▶ **Your task**
All lines from the one holding "Enumerate this screenshot's" down to the last line of the entries are to be reproduced exactly, with no other lines.
===== Data for review
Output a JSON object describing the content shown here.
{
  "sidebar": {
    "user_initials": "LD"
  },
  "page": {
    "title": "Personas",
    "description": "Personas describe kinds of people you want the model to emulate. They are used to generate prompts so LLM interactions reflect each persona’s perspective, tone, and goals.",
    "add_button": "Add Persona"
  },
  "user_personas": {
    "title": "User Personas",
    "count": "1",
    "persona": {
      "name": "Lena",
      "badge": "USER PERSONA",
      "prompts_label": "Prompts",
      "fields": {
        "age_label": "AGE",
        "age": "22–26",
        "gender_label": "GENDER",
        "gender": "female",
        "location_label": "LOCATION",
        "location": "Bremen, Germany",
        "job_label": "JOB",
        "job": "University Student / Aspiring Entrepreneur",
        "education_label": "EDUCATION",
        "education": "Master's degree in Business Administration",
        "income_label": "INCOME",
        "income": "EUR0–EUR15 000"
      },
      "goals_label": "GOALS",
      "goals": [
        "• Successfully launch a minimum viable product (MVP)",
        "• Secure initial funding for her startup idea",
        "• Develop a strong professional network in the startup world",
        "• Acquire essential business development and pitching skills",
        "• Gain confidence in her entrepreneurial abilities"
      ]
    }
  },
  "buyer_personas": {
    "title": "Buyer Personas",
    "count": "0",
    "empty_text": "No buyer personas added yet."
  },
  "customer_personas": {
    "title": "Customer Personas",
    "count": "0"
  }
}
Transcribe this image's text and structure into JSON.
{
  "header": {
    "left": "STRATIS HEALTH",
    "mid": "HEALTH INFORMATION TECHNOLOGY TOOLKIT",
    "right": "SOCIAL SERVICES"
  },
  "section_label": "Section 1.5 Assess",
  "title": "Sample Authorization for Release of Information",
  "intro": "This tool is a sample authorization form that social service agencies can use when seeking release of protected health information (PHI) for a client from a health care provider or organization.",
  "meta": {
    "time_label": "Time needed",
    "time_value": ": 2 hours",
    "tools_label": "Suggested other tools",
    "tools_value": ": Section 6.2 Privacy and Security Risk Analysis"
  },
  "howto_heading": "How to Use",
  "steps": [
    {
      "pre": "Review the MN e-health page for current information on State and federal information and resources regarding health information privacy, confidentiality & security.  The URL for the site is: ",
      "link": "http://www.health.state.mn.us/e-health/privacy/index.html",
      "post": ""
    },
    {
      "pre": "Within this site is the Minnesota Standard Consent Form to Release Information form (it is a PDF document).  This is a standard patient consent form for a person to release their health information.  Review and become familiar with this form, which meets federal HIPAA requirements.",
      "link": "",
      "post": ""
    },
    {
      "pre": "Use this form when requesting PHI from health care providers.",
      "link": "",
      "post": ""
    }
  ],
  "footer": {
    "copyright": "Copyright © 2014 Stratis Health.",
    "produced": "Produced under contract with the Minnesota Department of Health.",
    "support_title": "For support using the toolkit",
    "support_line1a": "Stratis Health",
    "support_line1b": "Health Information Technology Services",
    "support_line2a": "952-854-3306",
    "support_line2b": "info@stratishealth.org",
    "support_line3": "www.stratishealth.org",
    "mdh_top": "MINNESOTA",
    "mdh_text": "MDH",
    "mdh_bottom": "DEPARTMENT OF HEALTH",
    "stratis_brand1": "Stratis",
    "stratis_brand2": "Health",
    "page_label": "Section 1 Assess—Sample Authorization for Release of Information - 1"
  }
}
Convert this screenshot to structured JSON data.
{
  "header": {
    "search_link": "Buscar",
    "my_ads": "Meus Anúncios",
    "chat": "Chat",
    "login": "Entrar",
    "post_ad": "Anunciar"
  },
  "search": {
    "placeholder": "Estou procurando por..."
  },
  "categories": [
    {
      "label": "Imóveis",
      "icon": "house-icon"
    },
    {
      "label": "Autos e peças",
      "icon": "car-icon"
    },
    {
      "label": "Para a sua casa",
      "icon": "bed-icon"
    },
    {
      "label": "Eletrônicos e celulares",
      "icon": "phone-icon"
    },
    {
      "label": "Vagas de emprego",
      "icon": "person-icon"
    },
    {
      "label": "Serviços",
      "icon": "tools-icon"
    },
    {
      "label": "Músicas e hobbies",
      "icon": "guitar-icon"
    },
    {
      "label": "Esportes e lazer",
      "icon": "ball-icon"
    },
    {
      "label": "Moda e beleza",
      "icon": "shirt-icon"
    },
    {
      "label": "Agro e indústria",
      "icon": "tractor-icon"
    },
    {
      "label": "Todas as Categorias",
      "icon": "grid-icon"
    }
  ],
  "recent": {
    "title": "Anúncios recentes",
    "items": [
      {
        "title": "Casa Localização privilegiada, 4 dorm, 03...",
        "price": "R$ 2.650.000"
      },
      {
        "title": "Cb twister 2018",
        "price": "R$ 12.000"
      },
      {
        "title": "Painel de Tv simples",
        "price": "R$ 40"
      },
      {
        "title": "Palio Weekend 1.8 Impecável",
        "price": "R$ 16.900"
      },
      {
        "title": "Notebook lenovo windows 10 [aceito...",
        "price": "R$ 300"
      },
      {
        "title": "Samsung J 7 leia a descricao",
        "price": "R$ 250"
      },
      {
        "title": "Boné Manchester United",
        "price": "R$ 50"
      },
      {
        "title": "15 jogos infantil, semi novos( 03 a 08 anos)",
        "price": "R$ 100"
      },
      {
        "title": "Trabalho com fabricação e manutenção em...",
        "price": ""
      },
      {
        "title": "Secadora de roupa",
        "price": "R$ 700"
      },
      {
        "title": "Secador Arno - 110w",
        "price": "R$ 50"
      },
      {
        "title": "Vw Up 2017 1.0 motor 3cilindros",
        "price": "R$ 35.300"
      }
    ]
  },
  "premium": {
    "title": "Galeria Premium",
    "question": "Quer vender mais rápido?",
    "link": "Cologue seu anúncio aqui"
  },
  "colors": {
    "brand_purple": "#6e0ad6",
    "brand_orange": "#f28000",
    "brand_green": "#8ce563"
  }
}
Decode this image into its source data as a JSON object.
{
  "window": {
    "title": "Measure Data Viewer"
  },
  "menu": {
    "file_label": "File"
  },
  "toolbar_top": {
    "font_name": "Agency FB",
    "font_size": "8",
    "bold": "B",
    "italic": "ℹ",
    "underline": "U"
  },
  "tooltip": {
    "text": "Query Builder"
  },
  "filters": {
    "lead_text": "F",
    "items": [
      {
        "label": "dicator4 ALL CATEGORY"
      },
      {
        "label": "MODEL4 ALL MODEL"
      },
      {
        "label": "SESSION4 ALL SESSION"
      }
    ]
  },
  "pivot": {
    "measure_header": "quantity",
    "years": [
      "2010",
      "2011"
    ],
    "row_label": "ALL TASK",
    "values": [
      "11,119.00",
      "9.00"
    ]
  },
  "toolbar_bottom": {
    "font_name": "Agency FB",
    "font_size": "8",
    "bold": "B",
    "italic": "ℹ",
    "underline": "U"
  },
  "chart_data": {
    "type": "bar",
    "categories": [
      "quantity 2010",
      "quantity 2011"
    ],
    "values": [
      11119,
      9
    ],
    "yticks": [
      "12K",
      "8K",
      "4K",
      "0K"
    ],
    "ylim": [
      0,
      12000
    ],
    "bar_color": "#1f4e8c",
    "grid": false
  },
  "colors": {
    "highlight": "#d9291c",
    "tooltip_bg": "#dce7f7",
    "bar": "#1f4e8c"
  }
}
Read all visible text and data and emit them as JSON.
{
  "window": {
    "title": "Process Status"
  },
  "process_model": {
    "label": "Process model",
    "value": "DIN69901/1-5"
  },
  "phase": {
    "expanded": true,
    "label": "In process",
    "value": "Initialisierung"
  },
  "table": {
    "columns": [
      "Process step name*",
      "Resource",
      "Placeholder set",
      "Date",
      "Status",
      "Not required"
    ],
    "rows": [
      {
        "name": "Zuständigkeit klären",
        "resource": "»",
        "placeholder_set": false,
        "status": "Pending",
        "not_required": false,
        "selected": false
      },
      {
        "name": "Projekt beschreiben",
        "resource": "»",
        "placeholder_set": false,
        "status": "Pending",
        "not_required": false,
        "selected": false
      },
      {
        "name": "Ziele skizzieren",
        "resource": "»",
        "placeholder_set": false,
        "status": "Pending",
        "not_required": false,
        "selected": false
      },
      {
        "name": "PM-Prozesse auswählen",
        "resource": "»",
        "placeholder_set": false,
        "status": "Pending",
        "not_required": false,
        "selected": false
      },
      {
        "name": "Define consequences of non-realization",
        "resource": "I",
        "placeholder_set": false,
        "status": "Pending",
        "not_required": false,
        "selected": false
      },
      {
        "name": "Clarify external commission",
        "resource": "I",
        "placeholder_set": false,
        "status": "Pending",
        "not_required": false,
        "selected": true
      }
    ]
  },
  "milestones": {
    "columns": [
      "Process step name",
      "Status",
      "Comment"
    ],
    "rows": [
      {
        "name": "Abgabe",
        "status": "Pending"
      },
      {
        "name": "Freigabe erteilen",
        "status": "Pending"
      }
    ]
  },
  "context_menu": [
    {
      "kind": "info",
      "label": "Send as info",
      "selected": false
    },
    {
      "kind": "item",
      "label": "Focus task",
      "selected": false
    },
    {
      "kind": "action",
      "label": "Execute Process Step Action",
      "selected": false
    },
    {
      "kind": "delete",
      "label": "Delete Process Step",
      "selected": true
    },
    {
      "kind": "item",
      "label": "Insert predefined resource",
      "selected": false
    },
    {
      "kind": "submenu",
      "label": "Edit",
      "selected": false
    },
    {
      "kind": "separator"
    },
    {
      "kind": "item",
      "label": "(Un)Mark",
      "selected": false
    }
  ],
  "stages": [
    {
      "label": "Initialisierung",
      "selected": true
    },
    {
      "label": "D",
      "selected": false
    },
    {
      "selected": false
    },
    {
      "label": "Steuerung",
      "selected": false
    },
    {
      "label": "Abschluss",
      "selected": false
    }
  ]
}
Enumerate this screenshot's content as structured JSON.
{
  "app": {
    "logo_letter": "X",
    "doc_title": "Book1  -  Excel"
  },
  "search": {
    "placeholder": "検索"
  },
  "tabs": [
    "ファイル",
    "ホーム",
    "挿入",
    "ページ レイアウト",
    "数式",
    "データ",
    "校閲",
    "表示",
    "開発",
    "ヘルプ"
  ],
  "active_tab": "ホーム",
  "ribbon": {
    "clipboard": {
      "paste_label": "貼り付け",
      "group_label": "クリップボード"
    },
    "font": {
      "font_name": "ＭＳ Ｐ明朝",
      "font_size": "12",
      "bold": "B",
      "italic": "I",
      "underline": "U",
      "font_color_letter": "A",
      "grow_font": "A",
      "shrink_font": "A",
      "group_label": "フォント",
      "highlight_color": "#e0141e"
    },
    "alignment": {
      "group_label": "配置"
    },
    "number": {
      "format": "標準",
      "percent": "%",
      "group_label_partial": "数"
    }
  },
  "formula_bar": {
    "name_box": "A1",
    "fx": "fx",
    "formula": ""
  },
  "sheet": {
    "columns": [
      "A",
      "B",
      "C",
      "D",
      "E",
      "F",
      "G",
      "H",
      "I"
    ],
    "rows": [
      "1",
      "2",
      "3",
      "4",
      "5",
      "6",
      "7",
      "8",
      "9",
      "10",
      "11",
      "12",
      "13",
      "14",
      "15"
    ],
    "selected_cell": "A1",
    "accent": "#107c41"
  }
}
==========
▶ **Response to this exercise**
Enumerate this screenshot's content as structured JSON.
{
  "app": {
    "logo_letter": "X",
    "doc_title": "Book1  -  Excel"
  },
  "search": {
    "placeholder": "検索"
  },
  "tabs": [
    "ファイル",
    "ホーム",
    "挿入",
    "ページ レイアウト",
    "数式",
    "データ",
    "校閲",
    "表示",
    "開発",
    "ヘルプ"
  ],
  "active_tab": "ホーム",
  "ribbon": {
    "clipboard": {
      "paste_label": "貼り付け",
      "group_label": "クリップボード"
    },
    "font": {
      "font_name": "ＭＳ Ｐ明朝",
      "font_size": "12",
      "bold": "B",
      "italic": "I",
      "underline": "U",
      "font_color_letter": "A",
      "grow_font": "A",
      "shrink_font": "A",
      "group_label": "フォント",
      "highlight_color": "#e0141e"
    },
    "alignment": {
      "group_label": "配置"
    },
    "number": {
      "format": "標準",
      "percent": "%",
      "group_label_partial": "数"
    }
  },
  "formula_bar": {
    "name_box": "A1",
    "fx": "fx",
    "formula": ""
  },
  "sheet": {
    "columns": [
      "A",
      "B",
      "C",
      "D",
      "E",
      "F",
      "G",
      "H",
      "I"
    ],
    "rows": [
      "1",
      "2",
      "3",
      "4",
      "5",
      "6",
      "7",
      "8",
      "9",
      "10",
      "11",
      "12",
      "13",
      "14",
      "15"
    ],
    "selected_cell": "A1",
    "accent": "#107c41"
  }
}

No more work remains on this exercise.